§ Problem
How many lines of the entries below contain the string "Sentinel"? State the number alone.

§ Data extracts
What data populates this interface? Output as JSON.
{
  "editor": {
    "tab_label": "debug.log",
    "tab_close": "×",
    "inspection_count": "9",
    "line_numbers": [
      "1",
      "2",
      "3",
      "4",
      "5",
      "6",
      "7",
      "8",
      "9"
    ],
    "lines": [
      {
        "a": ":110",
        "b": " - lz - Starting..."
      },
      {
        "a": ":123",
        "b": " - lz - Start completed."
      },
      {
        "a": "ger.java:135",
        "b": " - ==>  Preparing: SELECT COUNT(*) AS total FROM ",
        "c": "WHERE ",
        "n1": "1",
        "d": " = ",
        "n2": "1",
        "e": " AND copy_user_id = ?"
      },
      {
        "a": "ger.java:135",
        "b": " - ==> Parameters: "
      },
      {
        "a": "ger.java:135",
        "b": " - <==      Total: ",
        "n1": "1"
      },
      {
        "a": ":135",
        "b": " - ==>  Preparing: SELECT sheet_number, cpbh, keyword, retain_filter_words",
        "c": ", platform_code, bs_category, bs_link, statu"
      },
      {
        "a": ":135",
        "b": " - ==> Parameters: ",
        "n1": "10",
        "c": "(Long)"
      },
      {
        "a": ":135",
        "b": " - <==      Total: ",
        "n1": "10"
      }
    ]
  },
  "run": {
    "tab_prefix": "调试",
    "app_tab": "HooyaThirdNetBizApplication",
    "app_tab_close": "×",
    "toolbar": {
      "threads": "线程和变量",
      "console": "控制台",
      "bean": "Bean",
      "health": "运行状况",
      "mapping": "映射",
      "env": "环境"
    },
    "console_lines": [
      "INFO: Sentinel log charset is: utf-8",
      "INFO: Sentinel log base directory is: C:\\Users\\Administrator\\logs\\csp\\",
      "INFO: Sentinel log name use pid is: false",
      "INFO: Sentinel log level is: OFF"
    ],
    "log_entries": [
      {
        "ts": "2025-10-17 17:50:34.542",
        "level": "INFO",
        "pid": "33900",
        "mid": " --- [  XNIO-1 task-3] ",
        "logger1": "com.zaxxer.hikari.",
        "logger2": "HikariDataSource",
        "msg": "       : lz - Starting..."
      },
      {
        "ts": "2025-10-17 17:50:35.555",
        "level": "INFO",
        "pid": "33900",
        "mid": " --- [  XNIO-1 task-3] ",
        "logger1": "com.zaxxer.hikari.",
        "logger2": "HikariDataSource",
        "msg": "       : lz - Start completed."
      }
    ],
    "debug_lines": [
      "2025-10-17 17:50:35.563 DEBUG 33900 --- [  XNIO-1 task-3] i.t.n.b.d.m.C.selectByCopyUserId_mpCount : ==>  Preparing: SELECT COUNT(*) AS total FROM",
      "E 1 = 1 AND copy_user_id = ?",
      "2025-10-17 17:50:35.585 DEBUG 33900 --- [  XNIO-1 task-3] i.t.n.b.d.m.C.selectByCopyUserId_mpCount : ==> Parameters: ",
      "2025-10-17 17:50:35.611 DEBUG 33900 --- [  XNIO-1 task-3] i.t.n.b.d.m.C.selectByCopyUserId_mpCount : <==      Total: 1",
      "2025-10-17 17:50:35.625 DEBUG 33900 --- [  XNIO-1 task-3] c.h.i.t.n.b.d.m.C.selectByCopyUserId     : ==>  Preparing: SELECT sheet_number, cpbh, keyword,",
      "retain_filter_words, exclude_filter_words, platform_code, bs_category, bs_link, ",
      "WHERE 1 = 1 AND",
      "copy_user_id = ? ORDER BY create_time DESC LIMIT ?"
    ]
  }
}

§ Answer space
4